Two women I know have recently written terrific books that could easily have never seen the light of day.

By complete serendipity, each is a former colleague and friend. Isabel Wilkerson and I were both reporters for the New York Times. Michele Norris and I became running buddies while working together at the Washington Post.

I also wrote a book a few years ago, an exercise that ranks right at the top of the hardest things I have ever done. We three are also African American women who have closely followed the country’s national debates about race.

But beyond that remarkable set of similarities, our initial forays into publishing as long-form authors diverge dramatically.

For Isabel – a Pulitzer prize-winner – writing her new book, “The Warmth of Other Suns: The Epic Story of America’s Great Migration,” was truly epic. We ran into each other this week at the NewsHour studios as she was preparing to tape an interview with my colleague Jeffrey Brown, and her first words to me were, “Fifteen years! Can you believe it?”

It wasn’t that we had not seen each other in 15 years. It was that it took her 15 long years to complete the project – a magisterial investigation into the African American experience. While she was writing the book, she changed jobs and cities multiple times. Her friends stopped asking her about its progress for fear it had become a sore point.

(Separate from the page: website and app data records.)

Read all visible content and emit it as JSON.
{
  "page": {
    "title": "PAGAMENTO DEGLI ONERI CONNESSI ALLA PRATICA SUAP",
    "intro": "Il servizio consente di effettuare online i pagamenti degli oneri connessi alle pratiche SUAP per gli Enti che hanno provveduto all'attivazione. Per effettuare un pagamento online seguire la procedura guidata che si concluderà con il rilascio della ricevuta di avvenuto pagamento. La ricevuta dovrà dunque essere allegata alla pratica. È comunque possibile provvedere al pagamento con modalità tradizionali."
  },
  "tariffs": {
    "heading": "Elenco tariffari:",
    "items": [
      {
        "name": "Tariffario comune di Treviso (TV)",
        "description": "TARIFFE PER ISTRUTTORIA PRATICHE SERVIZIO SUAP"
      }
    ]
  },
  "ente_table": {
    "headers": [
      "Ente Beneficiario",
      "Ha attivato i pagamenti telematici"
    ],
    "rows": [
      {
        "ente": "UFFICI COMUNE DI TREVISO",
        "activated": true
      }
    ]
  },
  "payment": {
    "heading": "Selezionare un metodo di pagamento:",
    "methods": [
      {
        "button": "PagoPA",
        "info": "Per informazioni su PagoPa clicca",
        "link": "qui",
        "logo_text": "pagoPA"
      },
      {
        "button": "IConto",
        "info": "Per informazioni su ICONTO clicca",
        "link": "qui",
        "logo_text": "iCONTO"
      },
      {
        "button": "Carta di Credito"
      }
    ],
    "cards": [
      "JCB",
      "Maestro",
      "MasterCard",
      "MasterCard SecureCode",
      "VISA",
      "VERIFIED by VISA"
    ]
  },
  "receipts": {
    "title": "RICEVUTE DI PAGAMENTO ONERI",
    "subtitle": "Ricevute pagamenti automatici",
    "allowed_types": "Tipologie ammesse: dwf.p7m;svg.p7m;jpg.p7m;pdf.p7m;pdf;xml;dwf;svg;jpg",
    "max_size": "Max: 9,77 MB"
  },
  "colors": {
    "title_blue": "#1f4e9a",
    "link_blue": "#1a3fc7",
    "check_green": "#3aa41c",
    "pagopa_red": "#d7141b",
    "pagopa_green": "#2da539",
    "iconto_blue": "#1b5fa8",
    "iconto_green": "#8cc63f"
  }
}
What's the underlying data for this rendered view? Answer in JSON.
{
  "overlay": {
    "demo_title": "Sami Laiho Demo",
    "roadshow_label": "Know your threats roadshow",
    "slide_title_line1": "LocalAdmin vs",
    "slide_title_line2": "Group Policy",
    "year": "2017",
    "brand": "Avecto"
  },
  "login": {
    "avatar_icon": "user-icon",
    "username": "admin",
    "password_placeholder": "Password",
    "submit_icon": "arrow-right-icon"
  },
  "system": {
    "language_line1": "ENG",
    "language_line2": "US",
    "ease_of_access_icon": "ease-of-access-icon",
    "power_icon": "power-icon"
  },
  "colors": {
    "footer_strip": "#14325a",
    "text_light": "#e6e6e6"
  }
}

For Michele – whose voice you would recognize as a co-host of All Things Considered on NPR – the twists and turns were more compressed, but no less dramatic. Her book, “The Grace of Silence: A Memoir,” started out life as a post-2008 examination of how Americans talk to each other about race. But as she started turning the questions she was asking of strangers on her own family, she began unearthing secrets, and a story that needed to be told. (Read a review)

What these two remarkable writers have in common developed over time, and well after they had already launched their separate book projects. They came to compelling and certain conclusions about the need to illuminate the uncomfortable corners of our national psyche.

This can be a tough tasks for journalists (like me, actually) who are generally far more at home digging into other peoples’ dramas rather than their own. Ripping the scabs off untold stories is what we do, but introspection is not our gift.

Not so for Isabel and Michele. “The truth can set you free, but it can also be profoundly disconcerting,” Michele writes in her book. “I realized pretty quickly when I began listening carefully to conversations in my own family.” (Listen)

In Isabel’s book, which a New York Times reviewer called “a landmark piece of nonfiction,” one of the thousands of people she interviewed described leaving the South in search of better opportunity up North as akin to “getting unstuck from a magnet.”

Getting unstuck as a writer and revealer of the unspoken is even tougher than it sounds, especially when we are telling stories that cut so close to the bone. But how fortunate for us that Michele Norris and Isabel Wilkerson got past the difficult first questions to get to the deeply edifying answers.